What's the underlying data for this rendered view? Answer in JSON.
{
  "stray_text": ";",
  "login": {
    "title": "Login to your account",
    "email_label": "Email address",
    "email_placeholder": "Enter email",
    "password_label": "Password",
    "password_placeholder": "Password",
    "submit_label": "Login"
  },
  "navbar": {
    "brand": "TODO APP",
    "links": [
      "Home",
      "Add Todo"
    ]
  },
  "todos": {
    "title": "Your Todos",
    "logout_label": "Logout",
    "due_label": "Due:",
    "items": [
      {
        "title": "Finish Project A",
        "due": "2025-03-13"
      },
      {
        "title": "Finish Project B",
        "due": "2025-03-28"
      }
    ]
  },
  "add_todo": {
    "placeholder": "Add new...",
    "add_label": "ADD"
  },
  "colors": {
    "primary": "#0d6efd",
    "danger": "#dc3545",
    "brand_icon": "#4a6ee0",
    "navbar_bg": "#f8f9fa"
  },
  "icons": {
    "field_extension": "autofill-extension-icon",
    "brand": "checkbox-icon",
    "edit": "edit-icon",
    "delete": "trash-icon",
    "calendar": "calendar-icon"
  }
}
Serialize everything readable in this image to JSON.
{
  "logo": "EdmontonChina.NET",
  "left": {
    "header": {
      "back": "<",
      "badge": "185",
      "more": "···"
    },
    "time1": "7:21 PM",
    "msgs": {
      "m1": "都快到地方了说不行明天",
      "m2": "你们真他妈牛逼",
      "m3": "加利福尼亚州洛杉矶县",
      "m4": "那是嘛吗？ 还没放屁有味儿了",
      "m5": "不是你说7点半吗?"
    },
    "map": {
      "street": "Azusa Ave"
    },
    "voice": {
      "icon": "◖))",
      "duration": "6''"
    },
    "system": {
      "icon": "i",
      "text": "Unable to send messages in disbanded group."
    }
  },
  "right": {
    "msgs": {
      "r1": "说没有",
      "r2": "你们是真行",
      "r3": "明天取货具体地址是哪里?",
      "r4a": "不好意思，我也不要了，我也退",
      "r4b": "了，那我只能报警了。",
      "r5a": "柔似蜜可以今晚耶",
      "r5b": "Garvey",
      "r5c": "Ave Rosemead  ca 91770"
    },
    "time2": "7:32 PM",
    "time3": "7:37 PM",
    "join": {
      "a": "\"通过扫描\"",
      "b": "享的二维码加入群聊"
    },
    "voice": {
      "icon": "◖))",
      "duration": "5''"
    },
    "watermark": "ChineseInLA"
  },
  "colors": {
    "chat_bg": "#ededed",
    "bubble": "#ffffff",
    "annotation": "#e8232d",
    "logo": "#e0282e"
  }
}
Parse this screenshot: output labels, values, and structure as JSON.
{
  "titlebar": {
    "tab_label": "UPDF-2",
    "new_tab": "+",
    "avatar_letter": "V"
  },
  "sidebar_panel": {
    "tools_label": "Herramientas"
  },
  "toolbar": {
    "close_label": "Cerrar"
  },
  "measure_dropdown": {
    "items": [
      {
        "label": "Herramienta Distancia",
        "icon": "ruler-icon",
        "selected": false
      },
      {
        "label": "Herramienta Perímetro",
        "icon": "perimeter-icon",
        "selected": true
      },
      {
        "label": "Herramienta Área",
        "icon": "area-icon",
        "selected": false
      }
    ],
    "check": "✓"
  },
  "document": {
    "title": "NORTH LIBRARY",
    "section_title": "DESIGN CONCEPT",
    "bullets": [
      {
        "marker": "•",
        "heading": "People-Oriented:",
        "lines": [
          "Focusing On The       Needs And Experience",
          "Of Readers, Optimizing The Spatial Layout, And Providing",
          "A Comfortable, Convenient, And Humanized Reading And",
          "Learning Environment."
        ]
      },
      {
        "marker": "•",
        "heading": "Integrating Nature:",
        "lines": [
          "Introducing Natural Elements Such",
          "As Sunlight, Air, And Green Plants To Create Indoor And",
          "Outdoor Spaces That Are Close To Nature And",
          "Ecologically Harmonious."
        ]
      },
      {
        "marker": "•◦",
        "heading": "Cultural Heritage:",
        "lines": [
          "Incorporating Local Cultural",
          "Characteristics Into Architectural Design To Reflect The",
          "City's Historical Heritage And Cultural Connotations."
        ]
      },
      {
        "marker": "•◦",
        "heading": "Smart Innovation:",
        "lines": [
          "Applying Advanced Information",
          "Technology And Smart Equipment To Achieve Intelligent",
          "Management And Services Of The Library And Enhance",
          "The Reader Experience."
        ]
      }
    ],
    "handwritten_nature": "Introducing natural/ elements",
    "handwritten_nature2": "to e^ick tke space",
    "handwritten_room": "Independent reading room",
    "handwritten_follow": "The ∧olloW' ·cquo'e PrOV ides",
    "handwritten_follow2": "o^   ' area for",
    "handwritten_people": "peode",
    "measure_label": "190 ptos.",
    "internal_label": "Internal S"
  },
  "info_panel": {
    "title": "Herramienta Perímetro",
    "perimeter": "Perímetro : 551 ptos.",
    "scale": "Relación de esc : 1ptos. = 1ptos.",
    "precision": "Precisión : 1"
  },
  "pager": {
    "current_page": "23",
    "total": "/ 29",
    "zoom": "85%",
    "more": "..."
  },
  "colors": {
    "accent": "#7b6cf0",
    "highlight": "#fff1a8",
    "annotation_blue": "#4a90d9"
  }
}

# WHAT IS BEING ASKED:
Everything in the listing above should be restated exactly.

# FINISHED EXERCISE:
What's the underlying data for this rendered view? Answer in JSON.
{
  "stray_text": ";",
  "login": {
    "title": "Login to your account",
    "email_label": "Email address",
    "email_placeholder": "Enter email",
    "password_label": "Password",
    "password_placeholder": "Password",
    "submit_label": "Login"
  },
  "navbar": {
    "brand": "TODO APP",
    "links": [
      "Home",
      "Add Todo"
    ]
  },
  "todos": {
    "title": "Your Todos",
    "logout_label": "Logout",
    "due_label": "Due:",
    "items": [
      {
        "title": "Finish Project A",
        "due": "2025-03-13"
      },
      {
        "title": "Finish Project B",
        "due": "2025-03-28"
      }
    ]
  },
  "add_todo": {
    "placeholder": "Add new...",
    "add_label": "ADD"
  },
  "colors": {
    "primary": "#0d6efd",
    "danger": "#dc3545",
    "brand_icon": "#4a6ee0",
    "navbar_bg": "#f8f9fa"
  },
  "icons": {
    "field_extension": "autofill-extension-icon",
    "brand": "checkbox-icon",
    "edit": "edit-icon",
    "delete": "trash-icon",
    "calendar": "calendar-icon"
  }
}
Serialize everything readable in this image to JSON.
{
  "logo": "EdmontonChina.NET",
  "left": {
    "header": {
      "back": "<",
      "badge": "185",
      "more": "···"
    },
    "time1": "7:21 PM",
    "msgs": {
      "m1": "都快到地方了说不行明天",
      "m2": "你们真他妈牛逼",
      "m3": "加利福尼亚州洛杉矶县",
      "m4": "那是嘛吗？ 还没放屁有味儿了",
      "m5": "不是你说7点半吗?"
    },
    "map": {
      "street": "Azusa Ave"
    },
    "voice": {
      "icon": "◖))",
      "duration": "6''"
    },
    "system": {
      "icon": "i",
      "text": "Unable to send messages in disbanded group."
    }
  },
  "right": {
    "msgs": {
      "r1": "说没有",
      "r2": "你们是真行",
      "r3": "明天取货具体地址是哪里?",
      "r4a": "不好意思，我也不要了，我也退",
      "r4b": "了，那我只能报警了。",
      "r5a": "柔似蜜可以今晚耶",
      "r5b": "Garvey",
      "r5c": "Ave Rosemead  ca 91770"
    },
    "time2": "7:32 PM",
    "time3": "7:37 PM",
    "join": {
      "a": "\"通过扫描\"",
      "b": "享的二维码加入群聊"
    },
    "voice": {
      "icon": "◖))",
      "duration": "5''"
    },
    "watermark": "ChineseInLA"
  },
  "colors": {
    "chat_bg": "#ededed",
    "bubble": "#ffffff",
    "annotation": "#e8232d",
    "logo": "#e0282e"
  }
}
Parse this screenshot: output labels, values, and structure as JSON.
{
  "titlebar": {
    "tab_label": "UPDF-2",
    "new_tab": "+",
    "avatar_letter": "V"
  },
  "sidebar_panel": {
    "tools_label": "Herramientas"
  },
  "toolbar": {
    "close_label": "Cerrar"
  },
  "measure_dropdown": {
    "items": [
      {
        "label": "Herramienta Distancia",
        "icon": "ruler-icon",
        "selected": false
      },
      {
        "label": "Herramienta Perímetro",
        "icon": "perimeter-icon",
        "selected": true
      },
      {
        "label": "Herramienta Área",
        "icon": "area-icon",
        "selected": false
      }
    ],
    "check": "✓"
  },
  "document": {
    "title": "NORTH LIBRARY",
    "section_title": "DESIGN CONCEPT",
    "bullets": [
      {
        "marker": "•",
        "heading": "People-Oriented:",
        "lines": [
          "Focusing On The       Needs And Experience",
          "Of Readers, Optimizing The Spatial Layout, And Providing",
          "A Comfortable, Convenient, And Humanized Reading And",
          "Learning Environment."
        ]
      },
      {
        "marker": "•",
        "heading": "Integrating Nature:",
        "lines": [
          "Introducing Natural Elements Such",
          "As Sunlight, Air, And Green Plants To Create Indoor And",
          "Outdoor Spaces That Are Close To Nature And",
          "Ecologically Harmonious."
        ]
      },
      {
        "marker": "•◦",
        "heading": "Cultural Heritage:",
        "lines": [
          "Incorporating Local Cultural",
          "Characteristics Into Architectural Design To Reflect The",
          "City's Historical Heritage And Cultural Connotations."
        ]
      },
      {
        "marker": "•◦",
        "heading": "Smart Innovation:",
        "lines": [
          "Applying Advanced Information",
          "Technology And Smart Equipment To Achieve Intelligent",
          "Management And Services Of The Library And Enhance",
          "The Reader Experience."
        ]
      }
    ],
    "handwritten_nature": "Introducing natural/ elements",
    "handwritten_nature2": "to e^ick tke space",
    "handwritten_room": "Independent reading room",
    "handwritten_follow": "The ∧olloW' ·cquo'e PrOV ides",
    "handwritten_follow2": "o^   ' area for",
    "handwritten_people": "peode",
    "measure_label": "190 ptos.",
    "internal_label": "Internal S"
  },
  "info_panel": {
    "title": "Herramienta Perímetro",
    "perimeter": "Perímetro : 551 ptos.",
    "scale": "Relación de esc : 1ptos. = 1ptos.",
    "precision": "Precisión : 1"
  },
  "pager": {
    "current_page": "23",
    "total": "/ 29",
    "zoom": "85%",
    "more": "..."
  },
  "colors": {
    "accent": "#7b6cf0",
    "highlight": "#fff1a8",
    "annotation_blue": "#4a90d9"
  }
}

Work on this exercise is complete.